■ **What you need to do**:
What you return should be the complete listing, unchanged, with no pictures in it.

■ **Data for analysis**:

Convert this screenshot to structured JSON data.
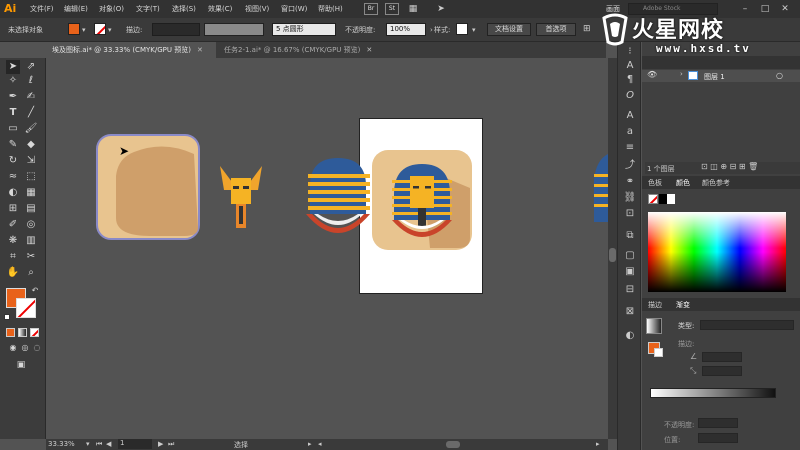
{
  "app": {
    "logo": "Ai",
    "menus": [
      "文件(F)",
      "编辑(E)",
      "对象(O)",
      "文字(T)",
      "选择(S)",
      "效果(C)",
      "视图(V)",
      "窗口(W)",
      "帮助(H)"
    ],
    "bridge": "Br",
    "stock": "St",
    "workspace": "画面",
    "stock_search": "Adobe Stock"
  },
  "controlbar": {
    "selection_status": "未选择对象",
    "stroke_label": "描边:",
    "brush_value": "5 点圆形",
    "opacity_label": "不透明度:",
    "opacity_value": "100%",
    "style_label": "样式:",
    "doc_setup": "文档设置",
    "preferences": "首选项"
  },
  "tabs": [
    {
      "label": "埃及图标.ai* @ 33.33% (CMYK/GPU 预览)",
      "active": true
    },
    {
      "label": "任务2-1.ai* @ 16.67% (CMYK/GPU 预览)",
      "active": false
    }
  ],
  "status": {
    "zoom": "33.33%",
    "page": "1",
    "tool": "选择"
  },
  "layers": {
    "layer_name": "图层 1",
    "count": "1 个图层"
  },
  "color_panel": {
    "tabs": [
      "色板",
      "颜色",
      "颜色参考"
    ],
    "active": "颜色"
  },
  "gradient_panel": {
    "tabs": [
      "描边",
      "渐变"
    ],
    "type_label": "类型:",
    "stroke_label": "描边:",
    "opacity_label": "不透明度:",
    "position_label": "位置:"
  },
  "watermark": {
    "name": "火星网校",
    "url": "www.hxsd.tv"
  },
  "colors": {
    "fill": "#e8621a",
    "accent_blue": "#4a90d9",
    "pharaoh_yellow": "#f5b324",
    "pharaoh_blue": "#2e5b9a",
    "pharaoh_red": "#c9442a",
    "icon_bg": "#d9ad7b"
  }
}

■ **Your solution**:
Convert this screenshot to structured JSON data.
{
  "app": {
    "logo": "Ai",
    "menus": [
      "文件(F)",
      "编辑(E)",
      "对象(O)",
      "文字(T)",
      "选择(S)",
      "效果(C)",
      "视图(V)",
      "窗口(W)",
      "帮助(H)"
    ],
    "bridge": "Br",
    "stock": "St",
    "workspace": "画面",
    "stock_search": "Adobe Stock"
  },
  "controlbar": {
    "selection_status": "未选择对象",
    "stroke_label": "描边:",
    "brush_value": "5 点圆形",
    "opacity_label": "不透明度:",
    "opacity_value": "100%",
    "style_label": "样式:",
    "doc_setup": "文档设置",
    "preferences": "首选项"
  },
  "tabs": [
    {
      "label": "埃及图标.ai* @ 33.33% (CMYK/GPU 预览)",
      "active": true
    },
    {
      "label": "任务2-1.ai* @ 16.67% (CMYK/GPU 预览)",
      "active": false
    }
  ],
  "status": {
    "zoom": "33.33%",
    "page": "1",
    "tool": "选择"
  },
  "layers": {
    "layer_name": "图层 1",
    "count": "1 个图层"
  },
  "color_panel": {
    "tabs": [
      "色板",
      "颜色",
      "颜色参考"
    ],
    "active": "颜色"
  },
  "gradient_panel": {
    "tabs": [
      "描边",
      "渐变"
    ],
    "type_label": "类型:",
    "stroke_label": "描边:",
    "opacity_label": "不透明度:",
    "position_label": "位置:"
  },
  "watermark": {
    "name": "火星网校",
    "url": "www.hxsd.tv"
  },
  "colors": {
    "fill": "#e8621a",
    "accent_blue": "#4a90d9",
    "pharaoh_yellow": "#f5b324",
    "pharaoh_blue": "#2e5b9a",
    "pharaoh_red": "#c9442a",
    "icon_bg": "#d9ad7b"
  }
}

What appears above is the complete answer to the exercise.